Reproduce the data, keeping every word exactly as it is.

----

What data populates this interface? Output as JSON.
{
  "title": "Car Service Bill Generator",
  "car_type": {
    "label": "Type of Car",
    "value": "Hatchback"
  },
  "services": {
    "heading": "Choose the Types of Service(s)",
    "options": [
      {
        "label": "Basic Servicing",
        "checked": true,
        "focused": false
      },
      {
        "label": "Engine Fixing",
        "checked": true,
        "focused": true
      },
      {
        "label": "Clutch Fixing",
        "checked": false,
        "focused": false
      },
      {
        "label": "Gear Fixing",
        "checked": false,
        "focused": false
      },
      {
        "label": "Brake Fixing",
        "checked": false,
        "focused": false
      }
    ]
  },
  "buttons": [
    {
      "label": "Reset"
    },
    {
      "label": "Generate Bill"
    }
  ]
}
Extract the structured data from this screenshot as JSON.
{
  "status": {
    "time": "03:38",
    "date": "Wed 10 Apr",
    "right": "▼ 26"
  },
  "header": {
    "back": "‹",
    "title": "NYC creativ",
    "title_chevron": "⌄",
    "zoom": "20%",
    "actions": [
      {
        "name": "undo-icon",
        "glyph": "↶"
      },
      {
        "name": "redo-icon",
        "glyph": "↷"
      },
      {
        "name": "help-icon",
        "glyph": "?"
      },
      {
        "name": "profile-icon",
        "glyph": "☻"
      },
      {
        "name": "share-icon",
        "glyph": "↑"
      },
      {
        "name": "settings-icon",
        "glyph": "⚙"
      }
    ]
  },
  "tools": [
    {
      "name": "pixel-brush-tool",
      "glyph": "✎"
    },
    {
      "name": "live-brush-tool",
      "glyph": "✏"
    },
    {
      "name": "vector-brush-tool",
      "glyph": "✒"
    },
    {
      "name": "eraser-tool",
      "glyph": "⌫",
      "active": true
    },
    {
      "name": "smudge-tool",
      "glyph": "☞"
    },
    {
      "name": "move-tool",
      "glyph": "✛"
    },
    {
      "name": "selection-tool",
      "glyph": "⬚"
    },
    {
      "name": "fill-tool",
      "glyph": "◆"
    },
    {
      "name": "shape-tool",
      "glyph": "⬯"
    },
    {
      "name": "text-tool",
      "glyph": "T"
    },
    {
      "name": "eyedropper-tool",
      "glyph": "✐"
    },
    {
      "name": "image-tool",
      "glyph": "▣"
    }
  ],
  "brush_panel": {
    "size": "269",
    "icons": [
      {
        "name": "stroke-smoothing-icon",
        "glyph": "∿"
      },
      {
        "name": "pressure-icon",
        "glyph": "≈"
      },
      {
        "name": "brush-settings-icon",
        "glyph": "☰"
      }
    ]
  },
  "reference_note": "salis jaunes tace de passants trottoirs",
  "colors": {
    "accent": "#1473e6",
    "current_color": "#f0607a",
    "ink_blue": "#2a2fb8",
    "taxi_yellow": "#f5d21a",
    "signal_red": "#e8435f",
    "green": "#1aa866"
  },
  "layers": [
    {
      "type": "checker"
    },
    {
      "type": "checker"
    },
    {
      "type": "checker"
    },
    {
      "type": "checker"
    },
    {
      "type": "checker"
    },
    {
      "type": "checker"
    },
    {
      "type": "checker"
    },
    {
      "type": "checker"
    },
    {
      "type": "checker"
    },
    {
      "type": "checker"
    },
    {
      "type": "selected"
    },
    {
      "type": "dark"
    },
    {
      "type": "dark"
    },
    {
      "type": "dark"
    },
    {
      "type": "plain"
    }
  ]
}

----

### Output for this task
What data populates this interface? Output as JSON.
{
  "title": "Car Service Bill Generator",
  "car_type": {
    "label": "Type of Car",
    "value": "Hatchback"
  },
  "services": {
    "heading": "Choose the Types of Service(s)",
    "options": [
      {
        "label": "Basic Servicing",
        "checked": true,
        "focused": false
      },
      {
        "label": "Engine Fixing",
        "checked": true,
        "focused": true
      },
      {
        "label": "Clutch Fixing",
        "checked": false,
        "focused": false
      },
      {
        "label": "Gear Fixing",
        "checked": false,
        "focused": false
      },
      {
        "label": "Brake Fixing",
        "checked": false,
        "focused": false
      }
    ]
  },
  "buttons": [
    {
      "label": "Reset"
    },
    {
      "label": "Generate Bill"
    }
  ]
}
Extract the structured data from this screenshot as JSON.
{
  "status": {
    "time": "03:38",
    "date": "Wed 10 Apr",
    "right": "▼ 26"
  },
  "header": {
    "back": "‹",
    "title": "NYC creativ",
    "title_chevron": "⌄",
    "zoom": "20%",
    "actions": [
      {
        "name": "undo-icon",
        "glyph": "↶"
      },
      {
        "name": "redo-icon",
        "glyph": "↷"
      },
      {
        "name": "help-icon",
        "glyph": "?"
      },
      {
        "name": "profile-icon",
        "glyph": "☻"
      },
      {
        "name": "share-icon",
        "glyph": "↑"
      },
      {
        "name": "settings-icon",
        "glyph": "⚙"
      }
    ]
  },
  "tools": [
    {
      "name": "pixel-brush-tool",
      "glyph": "✎"
    },
    {
      "name": "live-brush-tool",
      "glyph": "✏"
    },
    {
      "name": "vector-brush-tool",
      "glyph": "✒"
    },
    {
      "name": "eraser-tool",
      "glyph": "⌫",
      "active": true
    },
    {
      "name": "smudge-tool",
      "glyph": "☞"
    },
    {
      "name": "move-tool",
      "glyph": "✛"
    },
    {
      "name": "selection-tool",
      "glyph": "⬚"
    },
    {
      "name": "fill-tool",
      "glyph": "◆"
    },
    {
      "name": "shape-tool",
      "glyph": "⬯"
    },
    {
      "name": "text-tool",
      "glyph": "T"
    },
    {
      "name": "eyedropper-tool",
      "glyph": "✐"
    },
    {
      "name": "image-tool",
      "glyph": "▣"
    }
  ],
  "brush_panel": {
    "size": "269",
    "icons": [
      {
        "name": "stroke-smoothing-icon",
        "glyph": "∿"
      },
      {
        "name": "pressure-icon",
        "glyph": "≈"
      },
      {
        "name": "brush-settings-icon",
        "glyph": "☰"
      }
    ]
  },
  "reference_note": "salis jaunes tace de passants trottoirs",
  "colors": {
    "accent": "#1473e6",
    "current_color": "#f0607a",
    "ink_blue": "#2a2fb8",
    "taxi_yellow": "#f5d21a",
    "signal_red": "#e8435f",
    "green": "#1aa866"
  },
  "layers": [
    {
      "type": "checker"
    },
    {
      "type": "checker"
    },
    {
      "type": "checker"
    },
    {
      "type": "checker"
    },
    {
      "type": "checker"
    },
    {
      "type": "checker"
    },
    {
      "type": "checker"
    },
    {
      "type": "checker"
    },
    {
      "type": "checker"
    },
    {
      "type": "checker"
    },
    {
      "type": "selected"
    },
    {
      "type": "dark"
    },
    {
      "type": "dark"
    },
    {
      "type": "dark"
    },
    {
      "type": "plain"
    }
  ]
}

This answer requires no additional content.